Poster Presentation 36th Lorne Cancer Conference 2024

Phosphoproteomic profiling for novel target identification in childhood sarcomas: Paving the road towards improved outcomes for relapsed and metastatic osteosarcoma (#249)

Callum Perkins 1 2 , Zara Barger 1 2 , Ashleigh Fordham 1 2 , Alice Salib 1 2 , Terry Lim Kam Sian 3 4 , Roger J Daly 3 4 , Paul Ekert 1 2 5 6 7 , Emmy Fleuren 1 2 5
  1. Sarcoma Biology and Therapeutics, Children's Cancer Institute, Sydney, NSW, Australia
  2. School of Clinical Medicine, UNSW Medicine & Health, Sydney, NSW, Australia
  3. Cancer Program, Monash Biomedicine Discovery Institute, Melbourne, VIC, Australia
  4. Department of Biochemistry and Molecular Biology, Monash University, Melbourne, VIC, Australia
  5. University of New South Wales Centre for Childhood Cancer Research, Sydney, NSW, Australia
  6. Murdoch Children's Research Institute, Melbourne, VIC, Australia
  7. Peter MacCallum Cancer Centre, Melbourne, VIC, Australia

Background & Aims: Osteosarcoma (OS) is the most common primary malignant tumour of the bone in children and adolescents and young adults (AYAs). Currently there are no effective targeted treatments for advanced disease. This study aims to utilise a phosphoproteomic approach to identify aberrantly activated kinases in OS, which novel therapies can be directed against.

Hypothesis: Activated kinase signalling is a key driver event in subsets of human osteosarcoma. Phosphoproteomic profiling of OS tumours will identify aberrantly activated kinases, which if targeted by matched drugs could indicate novel, effective, patient-specific osteosarcoma therapies.
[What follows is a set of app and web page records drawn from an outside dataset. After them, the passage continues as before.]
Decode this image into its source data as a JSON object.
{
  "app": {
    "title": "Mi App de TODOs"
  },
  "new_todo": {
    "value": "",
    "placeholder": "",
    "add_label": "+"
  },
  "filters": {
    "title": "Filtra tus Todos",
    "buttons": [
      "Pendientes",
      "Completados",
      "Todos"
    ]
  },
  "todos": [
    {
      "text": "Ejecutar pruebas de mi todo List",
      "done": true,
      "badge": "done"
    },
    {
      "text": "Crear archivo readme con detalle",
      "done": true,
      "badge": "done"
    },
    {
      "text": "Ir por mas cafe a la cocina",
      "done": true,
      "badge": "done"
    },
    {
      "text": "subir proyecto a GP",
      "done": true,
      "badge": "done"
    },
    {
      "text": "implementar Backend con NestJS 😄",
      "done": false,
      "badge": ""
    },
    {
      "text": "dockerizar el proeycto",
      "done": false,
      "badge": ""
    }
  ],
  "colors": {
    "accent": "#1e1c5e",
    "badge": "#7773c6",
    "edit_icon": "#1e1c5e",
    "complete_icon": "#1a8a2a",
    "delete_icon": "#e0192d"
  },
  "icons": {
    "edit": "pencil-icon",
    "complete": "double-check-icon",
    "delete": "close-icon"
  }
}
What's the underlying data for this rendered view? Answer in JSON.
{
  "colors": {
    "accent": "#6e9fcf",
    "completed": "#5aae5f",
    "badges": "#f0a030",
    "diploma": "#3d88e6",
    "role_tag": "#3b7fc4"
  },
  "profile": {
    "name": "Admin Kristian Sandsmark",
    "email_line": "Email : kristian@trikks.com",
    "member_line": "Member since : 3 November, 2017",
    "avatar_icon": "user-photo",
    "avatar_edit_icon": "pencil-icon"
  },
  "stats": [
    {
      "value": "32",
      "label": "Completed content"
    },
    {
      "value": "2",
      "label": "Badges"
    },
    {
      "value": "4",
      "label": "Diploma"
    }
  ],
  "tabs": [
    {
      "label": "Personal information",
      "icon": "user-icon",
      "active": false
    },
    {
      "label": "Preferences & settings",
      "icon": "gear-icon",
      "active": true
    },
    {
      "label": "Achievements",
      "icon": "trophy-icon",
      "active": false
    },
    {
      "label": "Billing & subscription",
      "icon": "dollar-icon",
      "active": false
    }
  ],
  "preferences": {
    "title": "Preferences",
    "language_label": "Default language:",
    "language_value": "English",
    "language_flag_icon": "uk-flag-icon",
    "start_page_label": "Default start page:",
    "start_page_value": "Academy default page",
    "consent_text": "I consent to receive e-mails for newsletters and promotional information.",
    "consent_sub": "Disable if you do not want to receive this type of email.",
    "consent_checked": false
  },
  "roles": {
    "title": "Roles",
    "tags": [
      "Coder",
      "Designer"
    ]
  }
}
Methods: Eighteen unique patient-derived xenograft (PDX) models from sarcoma patients enrolled in the ZERO Childhood Cancer Precision Medicine Trial (ZERO), including four OS (one with matched disease samples), were subjected to MS-based phosphoproteomic profiling. Selected activation signatures in OS were validated by Western Blot (WB) and linked to molecular genomics/transcriptomics. Eight drug targets were selected for functional validation in vitro in short and long-term drug viability assays across standard OS and newly established and validated OS PDX cell lines from patients enrolled in ZERO (n=6). Drug mechanism-of-action was investigated by WB.

Results: In OS, we identified ~4900 phosphosites, corresponding to 1843 unique proteins. Eight potential novel targets with enriched phosphorylation across OS patient models were selected for further validation with ten kinase inhibitors, of which two clinically applicable inhibitors demonstrated profound sensitivities, with IC50 values <0.05uM or <0.1uM in OS and OS PDX cell lines in short-term in vitro assays. These kinase inhibitors were selected for further validation, where on-target activity was confirmed by WB and drug mechanism-of-action determined. Long-term viability assays further confirmed a remarkable sensitivity of OS and OS PDX cells to these drugs in vitro.

Conclusion: These findings demonstrate significant anticancer activity of two novel kinase inhibitors in OS and OS PDX cell lines. Future studies will validate the efficacy of these in combination with other drugs, including standard chemotherapy agents, and in in vivo models.